If this is the case, then the Greek in this sentence is slightly wrong, and so are pretty much all the sentences with "μία" because Duolingo always uses μία rather than μια!
If it is μία γυναίκα the translation should be one woman. Plus the audio is inconsistent, when you hover over the word you hear μία, when the sentence audio plays you hear μια. I'd report it.
I believe you are wrong. There is no difference in meaning for μία and μια, they are completely interchangeable as far as I can think. They are only pronounced differently. μία = MEE-ah μια = mnya, mnja
Are you a native Greek? Or do you speak Greek fluently? I ask it because I need some help with pronunciation of μ. I also hear it like "mn" in some words (e.g. ομικρον in some lessons audio) in this course, but mods said me "no, it's your delusion, it always pronounced like "m". I'm confused of it. P.S. I'm russian :)
Like a strong w (woman) when it's before α, ο, ω, ου. Like y (yes) before ι, η, υ, ει, οι, ε, αι.
Oh !!! But i am hearing it as "gh" or "غ"(in arabic) , ALTHOUGH it MUST be pronounced as "g"(like in gum)
γ is lowercase gamma, which is pronounced almost like you would pronounce a G in english, but slightly softer/faster. Think of the G in "amigo".
What is the difference among "ι,ί,υ,η" since they are all pronounced as "i"?
Also, is the letter "γ" is pronouced like "gh" or "غ(in arabic) ?
Plus, is "αί" pronounced like the french "ai" ?
What is the difference between ενα and μία
And what is the difference among το,ο,η
Finally, is "κορίτσι" pronounced like " korichi"( ch like in cheese). And when to pronounce "σ" as "s" and when as "ch" ?
Sorry for bothering, and thanks in advance
I am having trouble remembering "κορίτσι" and "αγόρι". Do they have any cognates in English?

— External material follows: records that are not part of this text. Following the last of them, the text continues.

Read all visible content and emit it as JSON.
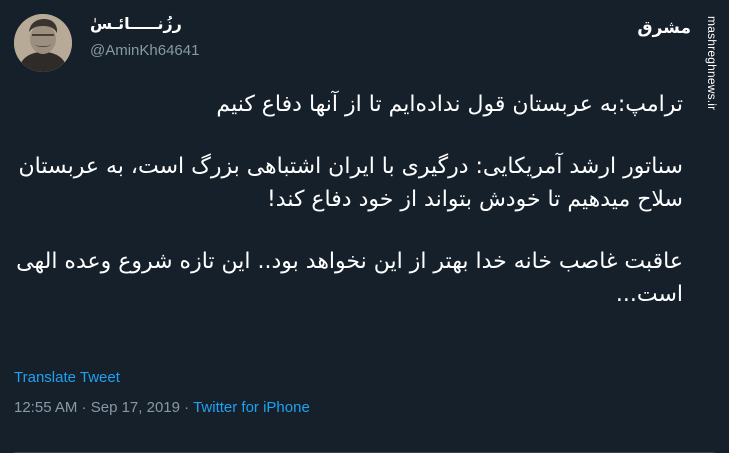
{
  "author": {
    "display_name": "رزُنـــــائـسٰ",
    "handle": "@AminKh64641"
  },
  "watermark": {
    "logo_text": "مشرق",
    "site_text": "mashreghnews.ir"
  },
  "tweet": {
    "paragraphs": [
      "ترامپ:به عربستان قول نداده‌ایم تا از آنها دفاع کنیم",
      "سناتور ارشد آمریکایی: درگیری با ایران اشتباهی بزرگ است، به عربستان سلاح میدهیم تا خودش بتواند از خود دفاع کند!",
      "عاقبت غاصب خانه خدا بهتر از این نخواهد بود.. این تازه شروع وعده الهی است..."
    ],
    "translate_label": "Translate Tweet",
    "time": "12:55 AM",
    "date": "Sep 17, 2019",
    "separator": "·",
    "source": "Twitter for iPhone"
  },
  "colors": {
    "background": "#15202b",
    "accent": "#1da1f2",
    "secondary_text": "#8899a6"
  }
}
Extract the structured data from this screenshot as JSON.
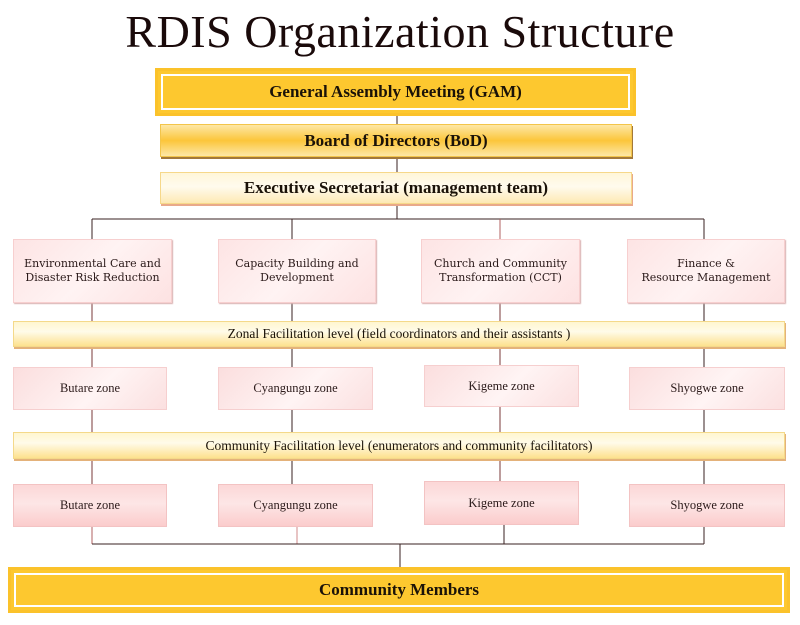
{
  "title": "RDIS Organization Structure",
  "governance": {
    "gam": "General Assembly Meeting (GAM)",
    "bod": "Board of Directors (BoD)",
    "executive": "Executive Secretariat (management team)"
  },
  "departments": [
    {
      "line1": "Environmental Care and",
      "line2": "Disaster Risk Reduction"
    },
    {
      "line1": "Capacity Building and",
      "line2": "Development"
    },
    {
      "line1": "Church and Community",
      "line2": "Transformation (CCT)"
    },
    {
      "line1": "Finance &",
      "line2": "Resource Management"
    }
  ],
  "zonal_level": {
    "label": "Zonal Facilitation level (field coordinators and their assistants )",
    "zones": [
      "Butare zone",
      "Cyangungu zone",
      "Kigeme zone",
      "Shyogwe zone"
    ]
  },
  "community_level": {
    "label": "Community Facilitation level (enumerators and community facilitators)",
    "zones": [
      "Butare zone",
      "Cyangungu zone",
      "Kigeme zone",
      "Shyogwe zone"
    ]
  },
  "community_members": "Community Members",
  "colors": {
    "gold": "#fdc82f",
    "pink": "#fde4e4",
    "connector": "#3a2222"
  }
}
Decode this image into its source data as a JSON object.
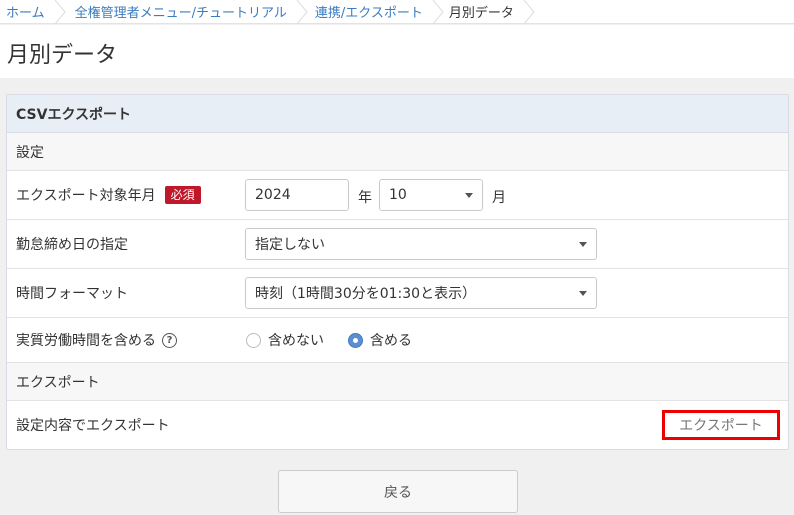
{
  "breadcrumb": {
    "items": [
      "ホーム",
      "全権管理者メニュー/チュートリアル",
      "連携/エクスポート"
    ],
    "current": "月別データ"
  },
  "page": {
    "title": "月別データ"
  },
  "panel": {
    "header": "CSVエクスポート",
    "settings_section": "設定",
    "export_month": {
      "label": "エクスポート対象年月",
      "required_badge": "必須",
      "year_value": "2024",
      "year_unit": "年",
      "month_value": "10",
      "month_unit": "月"
    },
    "closing_day": {
      "label": "勤怠締め日の指定",
      "value": "指定しない"
    },
    "time_format": {
      "label": "時間フォーマット",
      "value": "時刻（1時間30分を01:30と表示）"
    },
    "actual_work": {
      "label": "実質労働時間を含める",
      "help_glyph": "?",
      "options": [
        "含めない",
        "含める"
      ],
      "selected": "含める"
    },
    "export_section": "エクスポート",
    "export_row": {
      "label": "設定内容でエクスポート",
      "button": "エクスポート"
    }
  },
  "footer": {
    "back_button": "戻る"
  },
  "colors": {
    "link": "#3a7cc1",
    "badge": "#c0182b",
    "highlight": "#e00000",
    "header_bg": "#e8eef6"
  }
}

I was going to post the same observation. I think sometimes the sound is not quite exact. Another example is δέλτα, where I keep hearing κ instead of δ. Also, final ς is sometimes missing in the sound. Sound file compression is to strong? Right now I am on a fast internet connection. When I use a slow connection, sound is worse. -- Somewhere I read that Duolingo's Greek is a beta version, so a final version will be better, I hope.